Two High Court decisions in the UK last week highlight that it is not always easy to register and enforce shape trade marks even when the shapes themselves are iconic and recognisable by the public. The consumer’s perception of the trade marks was pivotal in both cases, with mere association being insufficient and reliance being too high a bar to clear.
The London Taxi Corporation Ltd (t/a The London Taxi Company) v Frazer-Nash Research Ltd and another  EWHC 52 (Ch), 20 January 2016
In the first High Court Decision, Mr. Justice Arnold, concluded that the shape of the traditional London taxi was not sufficiently distinctive, or as iconic as the London Taxi Corporation claimed, to be a trade mark. The judge said that the trade mark would merely be seen as a variation of the typical shape of a taxi and that consumers (in this case, taxi drivers) would not regard the shape as indicating the origin of the taxis. They were far more likely to rely on badges on the front and rear of the vehicles themselves. As a consequence, a UK registration was declared invalid and a corresponding community trade mark was revoked on grounds of non-use. Even if the marks had been valid, the judged found they had not been infringed by the defendants and rejected the passing off claim.
Nestlé v Cadbury  EWHC 50 (Ch)
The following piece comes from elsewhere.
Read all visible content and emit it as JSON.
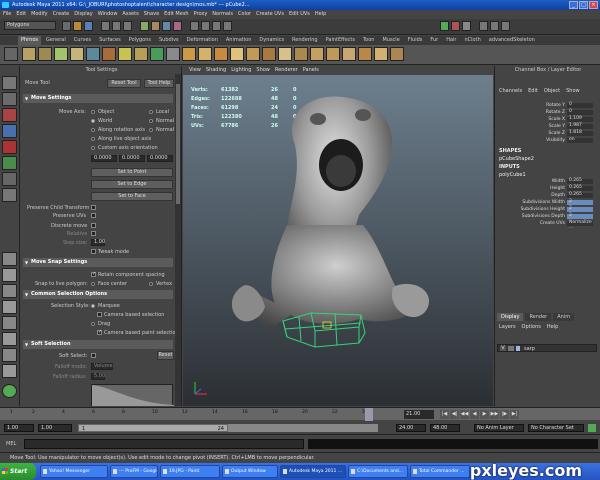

Nestlé was unsuccessful in registering the shape of its 4 finger Kit Kat (without Kit Kat embossed on each finger) as a trade mark on the basis that consumers recognise the 4 fingered bar and associate it with Nestlé. Mr. Justice Arnold decided that it was not enough that consumers recognise or make that association. According to the judge, Nestle had not shown that consumers rely on the shape of the four fingered bar, rather than its wrapper or the Kit Kat trade mark, in order to make the connection with Nestlé and so their appeal, against the Intellectual Property Office’s original decision denying registration, was dismissed.